Module 4 - Understanding Keywords (Text)

Module Text

Understanding Keywords Explainer Video

Missed the explainer video?

Watch the Understanding Keywords explainer and get a head start in your knowledge before completing this text element!

Check List

Let's recap!

In Module 1 we looked at SEO Scams and Cons so you can avoid the companies that could cause your website considerable harm.

Module 2 covered personalized search so you don't make the very common mistake made by many website owners and think you have good rankings when you don't!

In Module 3 we saw how Search Engines go about deciding who should be in their Search Results Pages and in what order they should rank.

The next question is not 'How to rank' but 'What to rank for'.

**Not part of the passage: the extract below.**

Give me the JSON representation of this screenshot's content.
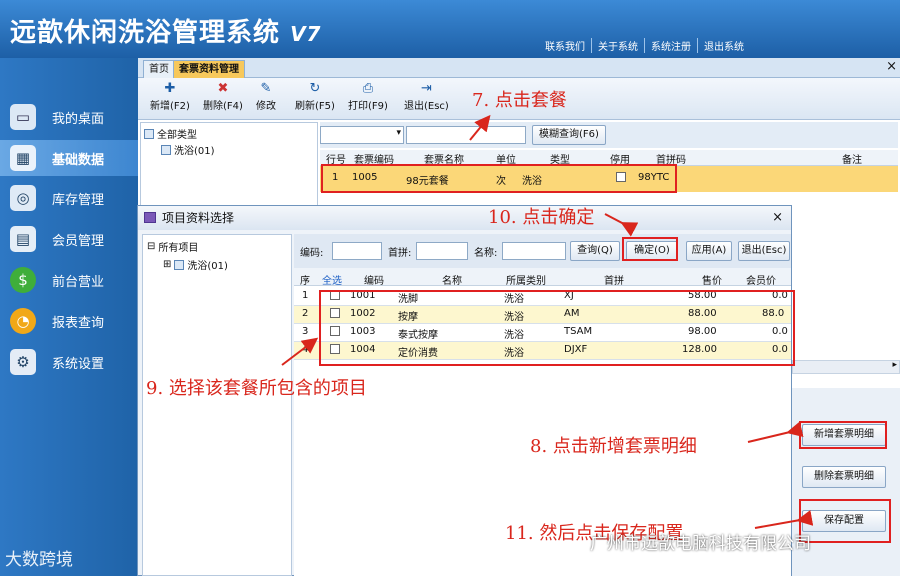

Search terms that you, as a Search Engine Optimizer, want to rank for are known as your keywords or your keyword phrases. In this course we'll just use the term 'keywords' even if we are talking about one keyword.

Deciding what you want to rank for can make or break your SEO.

Let's follow Sally and Lenny to see two popular mistakes people make when choosing their keywords.

  • Sally has just launched her blog and wants one of her posts to rank top for the search 'Cream cakes that look like bits of wood'. She gets straight down to doing her SEO.
  • In no time at all she is celebrating. Her website is number one on Google, Bing and Yahoo for the search 'cream cakes that look like bits of wood'. Now she sits back and waits for the visitors to come pouring in.
  • Sally waits days and days but the rise in visitor numbers she hoped for never happened. Ranking number one isn't helping so what went wrong?
  • Sally chose a keyword phrase that no one ever searches.  As no other webmasters were interested in competing for that phrase she got to the top quickly ... but she is ranking in a deserted space that won't bring any visitors to her website.
  • Meet Lenny. He's done his homework and found the term 'cheap holidays' is searched one million times every day. He wants his travel website to get some of that action.
  • Lenny starts to work night and day making sure some of his pages are really relevant to 'cheap holidays'
  • But after weeks of work Lenny's pages are nowhere to be seen in the search results. So what went wrong?
  • Lenny chose a popular keyword phrase. Usually the search results are already dominated by well established pages that have plenty of authority for these keywords. Even if he worked 24/7 he would not be able to compete with their experienced SEO teams and large budgets.

But don't worry. There is a middle ground when you understand how to research keywords. Imagine if we could put all the words and phrases people search on a graph that measured how often each one was used every month.

If we placed them in order starting with the most popular on the left and the least popular on the right we would get a graph that looks like this:

Click on each number in order to explore the image below


The keywords to focus on are those which are not highly competitive but also not searched very, very rarely, if at all. This section is known as the gray tail. You might hear others referring to these keywords as low hanging fruit - because they are the one's that are easiest to rank for and they will bring results!

It is easier to rank for 20 keywords which are searched 100 times a month than 1 keyword that is searched 2,000 times per month!

How to find the gray tail?

Luckily there are a host of online tools where you can check out how popular a keyword or phrase is and get suggestions for similar phrases you might also want to consider.

Links to these tools can be found at the bottom of this page.

Click each image to reveal more

Google Keyword Planner

Google's Keyword Planner will tell you how often a word or phrase is searched and give you suggestions of other related searches.

The service is free but if you are not spending money on Google Ads the figures are approximate.

Search Suggestions

Start searching a phrase on Google and you'll see alternative keyword suggestions within and below the search results.

Run these through the Keyword Planner to see how much competition each one has. This also works in Bing and some other search engines.

Google Trends

Check if the phrase you are thinking of is getting more popular over time, fading out of use or 'evergreen' (consistently searched over time).

It will even tell you in which countries the search is popular so you can consider this against the audience you hope to reach.

Google Correlations

What keywords do people search at the same time as each other? – like 'halloween' and 'pumpkin'.

There are other tools around like Moz, Majestic, WordTracker and SpyFu, SEM Rush, SEO PowerSuite and Ahrefs which all offer unique insights into the way people search online and the search terms they use. Most charge but are well worth the investment at this vital stage. You'll find links to the best of these at the bottom of this page.

You might be itching to start search engine optimizing your website but now is the time to invest a little in keyword research in order to save a whole lot of wasted time and effort in the future.

Once you have your list of potential keywords the next step is to apply some common sense. Search them on Google. Remember to go incognito and use a proxy server if needed as we covered in Module 2. See who is ranking on the first page of the SERPs. If you find any are completely dominated by big brand names drop them from your list.

Your list will continue to change and evolve as you spot new opportunities and discount others which are either beyond your budget or don't deliver the visitors you need.

We'll talk more about how you can know where you rank for each keyword and how you can measure their worth in a later module.

Has this module highlighted issues with your website or SEO work but you don't know how to resolve them?

Click here for help

Now click the orange button to test your knowledge

Further info & resources

Google Tools for keyword research

Other Tools for keyword research